Researchers analyzed nonresearch payment data for CC and EP laboratory directors affiliated with the top 100 cardiovascular hospitals in the United States based on 2017 US News & World rankings. Payment information was collected from the Open Payments Program, which lists biomedical industry and group-purchasing organization payments to physicians and hospitals publicly on its website.

Payments made to CC and EP laboratory directors were characterized and compared with payments made to interventional cardiologists and electrophysiologists practicing in the same zip code and in other areas of the country.

Researchers found that in 2017, CC laboratory directors affiliated with the top 100 hospitals listed in US News & World Report received $1,416,232 and EP laboratory directors received $2,307,504 in payments from industry sources.

The median payments made to CC laboratory directors ($3,203) and EP laboratory directors ($10,521) was significantly higher than the median payments made to interventional cardiologists($1,064) and electrophysiologists ($2,900) within the same ZIP code. Payments to laboratory directors were also higher compared with payments made to interventional cardiologists ($883) and electrophysiologists ($2,267) in the rest of the country.

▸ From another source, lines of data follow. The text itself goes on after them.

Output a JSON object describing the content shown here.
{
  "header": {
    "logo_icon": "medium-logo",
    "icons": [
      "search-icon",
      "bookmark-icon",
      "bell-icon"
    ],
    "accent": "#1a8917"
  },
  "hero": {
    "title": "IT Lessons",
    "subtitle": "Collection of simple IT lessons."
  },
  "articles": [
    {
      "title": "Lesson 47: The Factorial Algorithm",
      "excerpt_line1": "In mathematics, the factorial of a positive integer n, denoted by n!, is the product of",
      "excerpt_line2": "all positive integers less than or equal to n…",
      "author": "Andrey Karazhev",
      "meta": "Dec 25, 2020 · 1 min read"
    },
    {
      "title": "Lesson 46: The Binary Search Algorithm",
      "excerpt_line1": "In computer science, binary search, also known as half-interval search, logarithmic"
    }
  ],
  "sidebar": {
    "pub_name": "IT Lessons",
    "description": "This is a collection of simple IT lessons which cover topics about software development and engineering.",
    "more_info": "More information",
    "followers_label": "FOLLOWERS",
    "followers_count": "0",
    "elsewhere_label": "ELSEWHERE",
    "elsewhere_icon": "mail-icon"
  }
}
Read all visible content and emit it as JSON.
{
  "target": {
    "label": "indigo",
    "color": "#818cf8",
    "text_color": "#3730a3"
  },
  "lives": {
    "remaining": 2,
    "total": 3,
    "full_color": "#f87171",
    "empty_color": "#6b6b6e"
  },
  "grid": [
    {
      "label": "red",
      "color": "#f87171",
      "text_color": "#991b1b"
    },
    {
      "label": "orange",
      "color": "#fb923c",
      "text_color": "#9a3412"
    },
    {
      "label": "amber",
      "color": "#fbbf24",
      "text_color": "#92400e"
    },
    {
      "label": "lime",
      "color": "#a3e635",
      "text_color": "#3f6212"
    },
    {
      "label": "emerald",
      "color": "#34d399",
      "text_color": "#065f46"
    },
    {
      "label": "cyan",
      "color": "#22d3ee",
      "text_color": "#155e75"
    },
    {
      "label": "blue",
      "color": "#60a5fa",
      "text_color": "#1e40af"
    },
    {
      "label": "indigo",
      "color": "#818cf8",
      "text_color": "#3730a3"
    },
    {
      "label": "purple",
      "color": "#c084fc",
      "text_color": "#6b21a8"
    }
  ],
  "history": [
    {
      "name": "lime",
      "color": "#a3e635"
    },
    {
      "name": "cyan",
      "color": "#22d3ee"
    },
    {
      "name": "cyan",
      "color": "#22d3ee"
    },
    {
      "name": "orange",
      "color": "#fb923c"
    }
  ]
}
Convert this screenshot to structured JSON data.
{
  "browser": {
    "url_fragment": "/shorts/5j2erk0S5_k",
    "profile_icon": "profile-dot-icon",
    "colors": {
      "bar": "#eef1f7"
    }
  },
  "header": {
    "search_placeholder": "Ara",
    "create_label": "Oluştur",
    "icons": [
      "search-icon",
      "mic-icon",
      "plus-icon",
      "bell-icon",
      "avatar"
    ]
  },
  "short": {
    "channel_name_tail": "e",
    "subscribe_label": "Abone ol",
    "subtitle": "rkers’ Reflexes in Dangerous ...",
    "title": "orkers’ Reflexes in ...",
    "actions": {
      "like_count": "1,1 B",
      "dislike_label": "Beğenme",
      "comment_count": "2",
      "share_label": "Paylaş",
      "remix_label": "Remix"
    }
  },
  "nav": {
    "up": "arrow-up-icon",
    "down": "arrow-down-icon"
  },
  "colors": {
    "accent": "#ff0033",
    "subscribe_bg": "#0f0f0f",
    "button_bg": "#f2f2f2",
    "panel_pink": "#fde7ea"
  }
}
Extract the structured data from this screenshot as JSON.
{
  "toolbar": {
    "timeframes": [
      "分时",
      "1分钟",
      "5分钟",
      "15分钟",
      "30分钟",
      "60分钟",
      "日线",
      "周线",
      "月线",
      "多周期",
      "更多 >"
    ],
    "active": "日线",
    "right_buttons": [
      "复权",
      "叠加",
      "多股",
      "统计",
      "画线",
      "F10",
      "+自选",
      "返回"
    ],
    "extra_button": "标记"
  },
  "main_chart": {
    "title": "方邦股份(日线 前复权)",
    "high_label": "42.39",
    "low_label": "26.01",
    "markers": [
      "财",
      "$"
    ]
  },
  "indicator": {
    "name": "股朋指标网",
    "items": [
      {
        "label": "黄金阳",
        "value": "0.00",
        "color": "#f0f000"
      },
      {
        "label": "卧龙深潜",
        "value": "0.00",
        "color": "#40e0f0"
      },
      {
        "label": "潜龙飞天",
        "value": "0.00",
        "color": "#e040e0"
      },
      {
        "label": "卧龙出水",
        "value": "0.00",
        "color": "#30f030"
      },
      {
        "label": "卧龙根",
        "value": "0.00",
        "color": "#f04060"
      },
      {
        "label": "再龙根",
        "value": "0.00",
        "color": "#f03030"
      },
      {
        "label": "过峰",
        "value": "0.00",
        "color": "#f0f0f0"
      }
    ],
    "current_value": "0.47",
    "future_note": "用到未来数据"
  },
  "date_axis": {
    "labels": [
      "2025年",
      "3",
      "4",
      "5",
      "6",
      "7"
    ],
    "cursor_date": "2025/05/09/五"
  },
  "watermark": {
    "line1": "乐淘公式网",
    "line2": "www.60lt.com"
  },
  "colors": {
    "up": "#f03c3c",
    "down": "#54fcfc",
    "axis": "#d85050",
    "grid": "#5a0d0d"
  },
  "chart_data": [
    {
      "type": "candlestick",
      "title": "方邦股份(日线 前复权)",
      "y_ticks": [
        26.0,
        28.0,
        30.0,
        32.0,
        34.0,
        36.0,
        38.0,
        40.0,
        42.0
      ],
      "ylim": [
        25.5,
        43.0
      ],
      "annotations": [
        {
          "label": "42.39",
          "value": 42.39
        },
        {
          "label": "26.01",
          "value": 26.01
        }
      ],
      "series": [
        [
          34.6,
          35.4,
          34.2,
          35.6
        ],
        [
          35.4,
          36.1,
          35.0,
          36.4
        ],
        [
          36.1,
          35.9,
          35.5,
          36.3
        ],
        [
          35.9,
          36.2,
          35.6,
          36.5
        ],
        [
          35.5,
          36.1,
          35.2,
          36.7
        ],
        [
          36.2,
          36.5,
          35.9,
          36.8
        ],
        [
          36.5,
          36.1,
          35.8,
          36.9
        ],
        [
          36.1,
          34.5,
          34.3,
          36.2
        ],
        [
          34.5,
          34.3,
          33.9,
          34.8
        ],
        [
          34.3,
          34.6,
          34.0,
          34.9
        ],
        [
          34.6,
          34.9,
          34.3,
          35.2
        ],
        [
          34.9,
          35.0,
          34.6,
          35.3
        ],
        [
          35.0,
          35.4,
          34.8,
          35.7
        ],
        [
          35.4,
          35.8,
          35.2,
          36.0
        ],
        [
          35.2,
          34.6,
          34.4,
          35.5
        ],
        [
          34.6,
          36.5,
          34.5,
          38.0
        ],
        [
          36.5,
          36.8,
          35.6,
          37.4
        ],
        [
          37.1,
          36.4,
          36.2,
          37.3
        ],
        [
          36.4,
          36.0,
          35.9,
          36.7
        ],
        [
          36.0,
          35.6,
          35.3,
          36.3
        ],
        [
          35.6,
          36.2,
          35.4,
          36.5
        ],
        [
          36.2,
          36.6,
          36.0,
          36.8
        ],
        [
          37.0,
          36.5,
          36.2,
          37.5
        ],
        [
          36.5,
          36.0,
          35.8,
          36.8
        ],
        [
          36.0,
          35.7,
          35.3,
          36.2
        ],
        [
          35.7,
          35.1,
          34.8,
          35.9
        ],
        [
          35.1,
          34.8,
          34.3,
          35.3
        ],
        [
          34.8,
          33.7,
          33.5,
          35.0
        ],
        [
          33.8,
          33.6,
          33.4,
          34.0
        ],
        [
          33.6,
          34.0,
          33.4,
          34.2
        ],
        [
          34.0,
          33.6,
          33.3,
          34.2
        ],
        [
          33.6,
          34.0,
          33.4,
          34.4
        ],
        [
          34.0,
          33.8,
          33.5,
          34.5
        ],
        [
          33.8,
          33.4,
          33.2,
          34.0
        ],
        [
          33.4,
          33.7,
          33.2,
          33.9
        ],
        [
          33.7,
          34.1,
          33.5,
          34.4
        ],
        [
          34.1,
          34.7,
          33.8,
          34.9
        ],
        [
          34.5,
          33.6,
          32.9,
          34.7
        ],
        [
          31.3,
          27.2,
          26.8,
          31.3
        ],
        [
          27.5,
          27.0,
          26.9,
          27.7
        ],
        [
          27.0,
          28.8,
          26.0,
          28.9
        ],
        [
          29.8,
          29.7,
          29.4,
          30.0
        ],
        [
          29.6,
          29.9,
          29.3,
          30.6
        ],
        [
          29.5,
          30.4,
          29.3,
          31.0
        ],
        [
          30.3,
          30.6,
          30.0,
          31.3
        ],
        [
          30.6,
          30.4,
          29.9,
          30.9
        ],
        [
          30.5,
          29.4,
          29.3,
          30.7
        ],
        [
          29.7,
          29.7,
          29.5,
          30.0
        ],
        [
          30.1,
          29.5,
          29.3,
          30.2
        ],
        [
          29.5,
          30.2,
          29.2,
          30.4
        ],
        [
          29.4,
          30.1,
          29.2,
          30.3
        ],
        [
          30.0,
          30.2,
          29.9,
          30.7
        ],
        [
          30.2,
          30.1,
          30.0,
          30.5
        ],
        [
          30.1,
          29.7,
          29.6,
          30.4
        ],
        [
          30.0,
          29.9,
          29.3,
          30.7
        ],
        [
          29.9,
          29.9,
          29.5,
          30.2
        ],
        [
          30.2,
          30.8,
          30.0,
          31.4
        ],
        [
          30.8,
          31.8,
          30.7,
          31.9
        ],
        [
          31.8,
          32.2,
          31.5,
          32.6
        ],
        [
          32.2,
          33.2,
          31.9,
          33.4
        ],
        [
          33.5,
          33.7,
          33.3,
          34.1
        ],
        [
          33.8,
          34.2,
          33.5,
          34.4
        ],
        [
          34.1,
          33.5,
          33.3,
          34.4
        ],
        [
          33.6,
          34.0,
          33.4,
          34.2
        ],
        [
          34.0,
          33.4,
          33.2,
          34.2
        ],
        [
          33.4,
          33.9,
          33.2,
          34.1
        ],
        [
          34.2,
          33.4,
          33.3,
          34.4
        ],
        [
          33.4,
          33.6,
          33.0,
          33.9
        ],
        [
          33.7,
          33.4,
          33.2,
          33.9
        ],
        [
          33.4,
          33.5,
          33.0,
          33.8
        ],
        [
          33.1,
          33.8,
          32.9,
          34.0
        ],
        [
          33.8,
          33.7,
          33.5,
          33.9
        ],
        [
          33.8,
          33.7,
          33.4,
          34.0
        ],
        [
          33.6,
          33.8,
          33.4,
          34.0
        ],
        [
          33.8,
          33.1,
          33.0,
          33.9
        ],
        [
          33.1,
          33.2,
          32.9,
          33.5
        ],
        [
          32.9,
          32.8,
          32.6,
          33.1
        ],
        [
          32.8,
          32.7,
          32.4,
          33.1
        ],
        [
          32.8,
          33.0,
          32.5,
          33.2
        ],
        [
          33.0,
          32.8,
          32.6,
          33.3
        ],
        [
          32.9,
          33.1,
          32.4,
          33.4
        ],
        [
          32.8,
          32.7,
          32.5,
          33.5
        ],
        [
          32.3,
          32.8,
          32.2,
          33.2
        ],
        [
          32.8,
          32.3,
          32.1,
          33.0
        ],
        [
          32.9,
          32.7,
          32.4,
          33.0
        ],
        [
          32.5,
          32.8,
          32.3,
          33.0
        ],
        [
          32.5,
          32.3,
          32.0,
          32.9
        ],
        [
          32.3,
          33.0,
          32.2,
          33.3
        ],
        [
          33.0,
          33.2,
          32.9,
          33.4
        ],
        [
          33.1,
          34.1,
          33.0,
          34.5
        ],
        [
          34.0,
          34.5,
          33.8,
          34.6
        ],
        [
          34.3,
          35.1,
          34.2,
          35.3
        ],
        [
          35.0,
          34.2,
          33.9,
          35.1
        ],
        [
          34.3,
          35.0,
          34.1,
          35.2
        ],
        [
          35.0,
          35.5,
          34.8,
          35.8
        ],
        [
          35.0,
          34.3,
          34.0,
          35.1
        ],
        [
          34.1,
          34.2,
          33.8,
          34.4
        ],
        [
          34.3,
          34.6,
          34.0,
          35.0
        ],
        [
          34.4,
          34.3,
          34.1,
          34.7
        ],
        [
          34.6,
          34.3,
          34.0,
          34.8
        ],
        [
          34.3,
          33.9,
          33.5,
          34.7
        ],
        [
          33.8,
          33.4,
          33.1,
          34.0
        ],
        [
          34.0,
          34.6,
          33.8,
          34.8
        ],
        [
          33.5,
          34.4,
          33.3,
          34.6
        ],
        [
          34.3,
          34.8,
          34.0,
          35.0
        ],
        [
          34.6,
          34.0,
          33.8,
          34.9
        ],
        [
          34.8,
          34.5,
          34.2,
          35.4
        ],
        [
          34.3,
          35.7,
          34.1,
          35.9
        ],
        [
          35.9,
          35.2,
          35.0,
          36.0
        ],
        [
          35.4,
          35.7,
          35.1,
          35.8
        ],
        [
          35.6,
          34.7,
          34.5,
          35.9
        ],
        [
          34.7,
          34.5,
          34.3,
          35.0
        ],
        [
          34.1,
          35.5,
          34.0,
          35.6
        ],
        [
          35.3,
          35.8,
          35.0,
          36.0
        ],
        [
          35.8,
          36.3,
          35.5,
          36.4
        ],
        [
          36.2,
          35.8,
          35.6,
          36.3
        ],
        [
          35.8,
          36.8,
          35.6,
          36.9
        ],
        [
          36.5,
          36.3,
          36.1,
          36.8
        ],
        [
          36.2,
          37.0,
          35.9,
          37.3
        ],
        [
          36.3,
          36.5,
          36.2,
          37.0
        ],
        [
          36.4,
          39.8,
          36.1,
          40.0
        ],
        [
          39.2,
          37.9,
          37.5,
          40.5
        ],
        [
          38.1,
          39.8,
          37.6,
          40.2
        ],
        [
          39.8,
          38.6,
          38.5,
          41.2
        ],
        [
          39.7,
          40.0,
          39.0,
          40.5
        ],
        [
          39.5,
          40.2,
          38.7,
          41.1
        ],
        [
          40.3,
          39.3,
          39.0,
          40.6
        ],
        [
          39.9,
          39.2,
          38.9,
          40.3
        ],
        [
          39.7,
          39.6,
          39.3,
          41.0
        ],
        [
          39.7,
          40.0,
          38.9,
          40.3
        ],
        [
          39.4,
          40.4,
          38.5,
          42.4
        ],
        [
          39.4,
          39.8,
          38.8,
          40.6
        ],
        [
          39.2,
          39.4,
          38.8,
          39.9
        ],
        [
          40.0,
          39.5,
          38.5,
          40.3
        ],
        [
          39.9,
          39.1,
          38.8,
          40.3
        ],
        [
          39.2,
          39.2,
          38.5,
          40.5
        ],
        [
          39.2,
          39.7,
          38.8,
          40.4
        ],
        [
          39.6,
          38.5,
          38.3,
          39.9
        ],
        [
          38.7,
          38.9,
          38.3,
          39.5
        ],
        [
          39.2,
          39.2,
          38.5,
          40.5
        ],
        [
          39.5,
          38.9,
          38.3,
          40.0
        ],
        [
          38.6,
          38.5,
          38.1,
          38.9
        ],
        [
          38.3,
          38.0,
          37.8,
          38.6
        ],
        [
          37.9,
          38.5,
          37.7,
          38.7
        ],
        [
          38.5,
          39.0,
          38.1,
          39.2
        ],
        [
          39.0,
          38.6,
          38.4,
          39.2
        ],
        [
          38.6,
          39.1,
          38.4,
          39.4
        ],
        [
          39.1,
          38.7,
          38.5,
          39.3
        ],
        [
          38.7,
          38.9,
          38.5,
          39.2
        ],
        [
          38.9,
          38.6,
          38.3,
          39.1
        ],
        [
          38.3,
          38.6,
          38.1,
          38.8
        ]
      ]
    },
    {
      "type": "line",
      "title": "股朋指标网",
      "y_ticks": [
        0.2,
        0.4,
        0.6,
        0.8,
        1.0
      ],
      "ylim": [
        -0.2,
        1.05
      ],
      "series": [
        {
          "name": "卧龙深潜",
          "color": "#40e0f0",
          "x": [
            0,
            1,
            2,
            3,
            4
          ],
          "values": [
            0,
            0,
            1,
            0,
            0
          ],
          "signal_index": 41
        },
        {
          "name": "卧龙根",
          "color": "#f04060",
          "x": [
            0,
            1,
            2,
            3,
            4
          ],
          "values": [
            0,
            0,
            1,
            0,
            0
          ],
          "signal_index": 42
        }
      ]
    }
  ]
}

Almost one-third of CC laboratory directors and half of EP laboratory directors received payments more than $10,000, the amount defined as a significant conflict of interest by the National Academy of Medicine.

Researchers noted that that further research is needed to determine how industry payments to lab directors could influence clinical decisions in hospitals.

“Prior research has suggested that device and pharmaceutical companies target physicians in leadership roles, but it is not known whether the presence or magnitude of payments to laboratory directors actually affects care,” Annapureddy and colleagues wrote. “With continued concerns about rising health care costs, it is important to ensure that physician decisions regarding choice of devices and other pharmaceutical therapies be driven by clinical and cost-effectiveness, not industry influence.” – by Erin Michael

Disclosures: Annapureddy reports no relevant financial disclosures. Please see study for all other authors’ relevant financial disclosures.